*** Opening of Supplied material ***
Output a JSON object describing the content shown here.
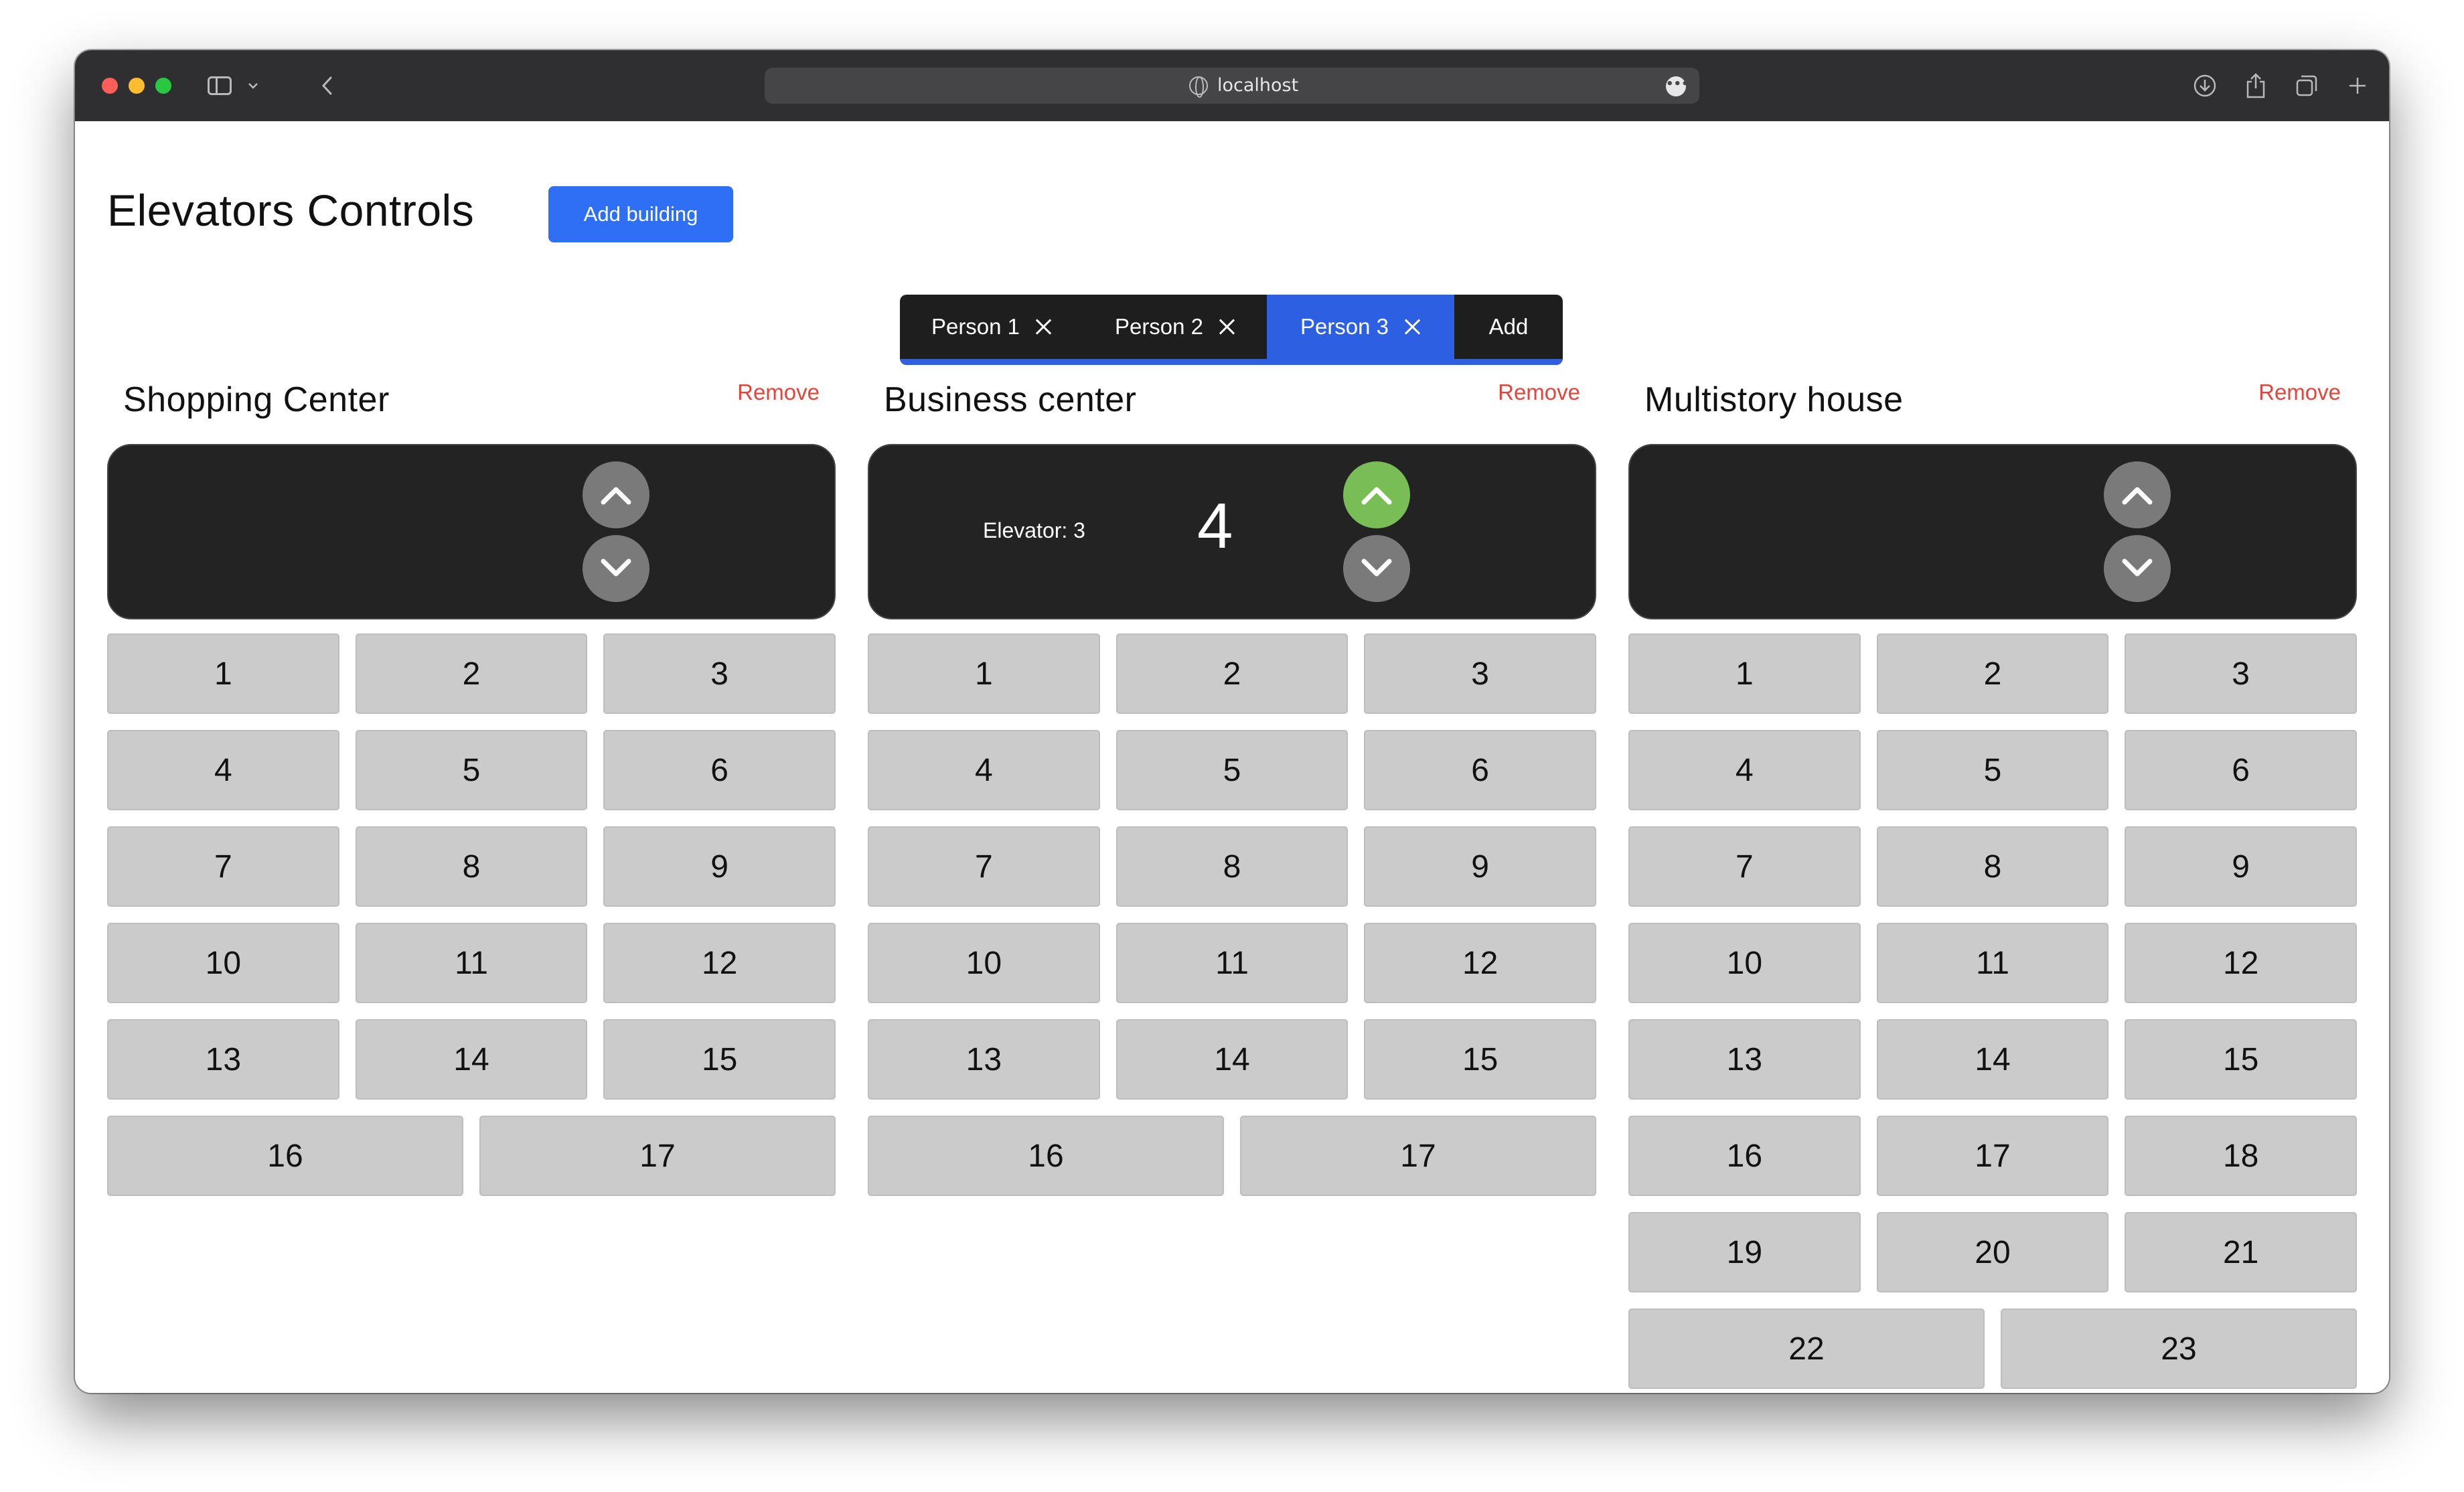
{
  "browser": {
    "address": "localhost"
  },
  "header": {
    "title": "Elevators Controls",
    "add_building_label": "Add building"
  },
  "people_tabs": [
    {
      "label": "Person 1",
      "active": false
    },
    {
      "label": "Person 2",
      "active": false
    },
    {
      "label": "Person 3",
      "active": true
    }
  ],
  "add_person_label": "Add",
  "buildings": [
    {
      "name": "Shopping Center",
      "remove_label": "Remove",
      "elevator_label": "",
      "current_floor": "",
      "up_active": false,
      "floors": [
        "1",
        "2",
        "3",
        "4",
        "5",
        "6",
        "7",
        "8",
        "9",
        "10",
        "11",
        "12",
        "13",
        "14",
        "15",
        "16",
        "17"
      ]
    },
    {
      "name": "Business center",
      "remove_label": "Remove",
      "elevator_label": "Elevator: 3",
      "current_floor": "4",
      "up_active": true,
      "floors": [
        "1",
        "2",
        "3",
        "4",
        "5",
        "6",
        "7",
        "8",
        "9",
        "10",
        "11",
        "12",
        "13",
        "14",
        "15",
        "16",
        "17"
      ]
    },
    {
      "name": "Multistory house",
      "remove_label": "Remove",
      "elevator_label": "",
      "current_floor": "",
      "up_active": false,
      "floors": [
        "1",
        "2",
        "3",
        "4",
        "5",
        "6",
        "7",
        "8",
        "9",
        "10",
        "11",
        "12",
        "13",
        "14",
        "15",
        "16",
        "17",
        "18",
        "19",
        "20",
        "21",
        "22",
        "23"
      ]
    }
  ],
  "colors": {
    "accent": "#2f6ff5",
    "active_tab": "#2d5fe3",
    "remove": "#e3443b",
    "arrow_active": "#79bd55",
    "panel": "#232324",
    "floor_button": "#cbcbcb"
  }
}
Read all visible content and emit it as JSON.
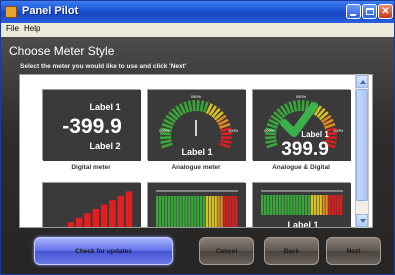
{
  "window": {
    "title": "Panel Pilot"
  },
  "menu": {
    "file": "File",
    "help": "Help"
  },
  "page": {
    "heading": "Choose Meter Style",
    "instruction": "Select the meter you would like to use and click 'Next'"
  },
  "meters": [
    {
      "label": "Digital meter",
      "line1": "Label 1",
      "value": "-399.9",
      "line2": "Label 2"
    },
    {
      "label": "Analogue meter",
      "scale_min": "000%",
      "scale_mid": "050%",
      "scale_max": "100%",
      "meter_label": "Label 1"
    },
    {
      "label": "Analogue & Digital",
      "scale_min": "000%",
      "scale_mid": "050%",
      "scale_max": "100%",
      "meter_label": "Label 1",
      "value": "399.9",
      "selected": true
    },
    {
      "label": ""
    },
    {
      "label": ""
    },
    {
      "label": "",
      "meter_label": "Label 1"
    }
  ],
  "buttons": {
    "update": "Check for updates",
    "cancel": "Cancel",
    "back": "Back",
    "next": "Next"
  },
  "colors": {
    "titlebar": "#1d53d6",
    "update_button": "#5f6ee8",
    "check_mark": "#3bb54a"
  }
}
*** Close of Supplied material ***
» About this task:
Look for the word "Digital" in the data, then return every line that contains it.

» Solution for this problem:
      "label": "Digital meter",
      "label": "Analogue & Digital",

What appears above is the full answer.